__Extracted material__.
::::::::::
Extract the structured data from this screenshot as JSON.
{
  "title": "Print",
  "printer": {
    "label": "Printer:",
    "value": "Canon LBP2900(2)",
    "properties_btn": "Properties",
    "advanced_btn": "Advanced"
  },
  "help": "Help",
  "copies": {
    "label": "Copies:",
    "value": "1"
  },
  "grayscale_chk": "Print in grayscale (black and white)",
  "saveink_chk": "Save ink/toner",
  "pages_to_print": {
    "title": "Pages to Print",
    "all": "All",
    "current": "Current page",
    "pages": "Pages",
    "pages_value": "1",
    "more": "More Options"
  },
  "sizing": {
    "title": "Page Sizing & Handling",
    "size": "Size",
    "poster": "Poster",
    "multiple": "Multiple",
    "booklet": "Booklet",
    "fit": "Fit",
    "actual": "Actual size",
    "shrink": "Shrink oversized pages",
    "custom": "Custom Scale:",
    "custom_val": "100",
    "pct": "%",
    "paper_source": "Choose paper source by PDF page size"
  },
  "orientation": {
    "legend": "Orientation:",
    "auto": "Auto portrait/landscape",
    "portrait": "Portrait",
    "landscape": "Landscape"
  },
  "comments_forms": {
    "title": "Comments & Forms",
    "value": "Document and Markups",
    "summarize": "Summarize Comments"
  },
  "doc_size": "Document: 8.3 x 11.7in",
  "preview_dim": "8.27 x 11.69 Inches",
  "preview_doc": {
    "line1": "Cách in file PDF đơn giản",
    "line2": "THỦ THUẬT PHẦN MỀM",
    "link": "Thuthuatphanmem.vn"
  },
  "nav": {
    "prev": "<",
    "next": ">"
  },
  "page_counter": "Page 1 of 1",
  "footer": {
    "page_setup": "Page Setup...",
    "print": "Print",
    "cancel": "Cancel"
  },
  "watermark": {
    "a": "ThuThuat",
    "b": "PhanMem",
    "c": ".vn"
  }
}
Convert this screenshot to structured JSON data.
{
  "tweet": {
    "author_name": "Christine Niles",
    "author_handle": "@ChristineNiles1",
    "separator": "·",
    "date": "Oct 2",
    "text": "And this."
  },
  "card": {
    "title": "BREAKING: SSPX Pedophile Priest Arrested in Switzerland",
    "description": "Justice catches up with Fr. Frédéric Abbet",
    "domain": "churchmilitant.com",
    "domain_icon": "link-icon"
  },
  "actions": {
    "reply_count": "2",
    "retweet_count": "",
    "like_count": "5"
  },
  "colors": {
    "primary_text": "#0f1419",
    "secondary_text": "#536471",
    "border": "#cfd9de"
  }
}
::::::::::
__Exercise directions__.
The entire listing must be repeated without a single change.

__Response for this exercise__.
Extract the structured data from this screenshot as JSON.
{
  "title": "Print",
  "printer": {
    "label": "Printer:",
    "value": "Canon LBP2900(2)",
    "properties_btn": "Properties",
    "advanced_btn": "Advanced"
  },
  "help": "Help",
  "copies": {
    "label": "Copies:",
    "value": "1"
  },
  "grayscale_chk": "Print in grayscale (black and white)",
  "saveink_chk": "Save ink/toner",
  "pages_to_print": {
    "title": "Pages to Print",
    "all": "All",
    "current": "Current page",
    "pages": "Pages",
    "pages_value": "1",
    "more": "More Options"
  },
  "sizing": {
    "title": "Page Sizing & Handling",
    "size": "Size",
    "poster": "Poster",
    "multiple": "Multiple",
    "booklet": "Booklet",
    "fit": "Fit",
    "actual": "Actual size",
    "shrink": "Shrink oversized pages",
    "custom": "Custom Scale:",
    "custom_val": "100",
    "pct": "%",
    "paper_source": "Choose paper source by PDF page size"
  },
  "orientation": {
    "legend": "Orientation:",
    "auto": "Auto portrait/landscape",
    "portrait": "Portrait",
    "landscape": "Landscape"
  },
  "comments_forms": {
    "title": "Comments & Forms",
    "value": "Document and Markups",
    "summarize": "Summarize Comments"
  },
  "doc_size": "Document: 8.3 x 11.7in",
  "preview_dim": "8.27 x 11.69 Inches",
  "preview_doc": {
    "line1": "Cách in file PDF đơn giản",
    "line2": "THỦ THUẬT PHẦN MỀM",
    "link": "Thuthuatphanmem.vn"
  },
  "nav": {
    "prev": "<",
    "next": ">"
  },
  "page_counter": "Page 1 of 1",
  "footer": {
    "page_setup": "Page Setup...",
    "print": "Print",
    "cancel": "Cancel"
  },
  "watermark": {
    "a": "ThuThuat",
    "b": "PhanMem",
    "c": ".vn"
  }
}
Convert this screenshot to structured JSON data.
{
  "tweet": {
    "author_name": "Christine Niles",
    "author_handle": "@ChristineNiles1",
    "separator": "·",
    "date": "Oct 2",
    "text": "And this."
  },
  "card": {
    "title": "BREAKING: SSPX Pedophile Priest Arrested in Switzerland",
    "description": "Justice catches up with Fr. Frédéric Abbet",
    "domain": "churchmilitant.com",
    "domain_icon": "link-icon"
  },
  "actions": {
    "reply_count": "2",
    "retweet_count": "",
    "like_count": "5"
  },
  "colors": {
    "primary_text": "#0f1419",
    "secondary_text": "#536471",
    "border": "#cfd9de"
  }
}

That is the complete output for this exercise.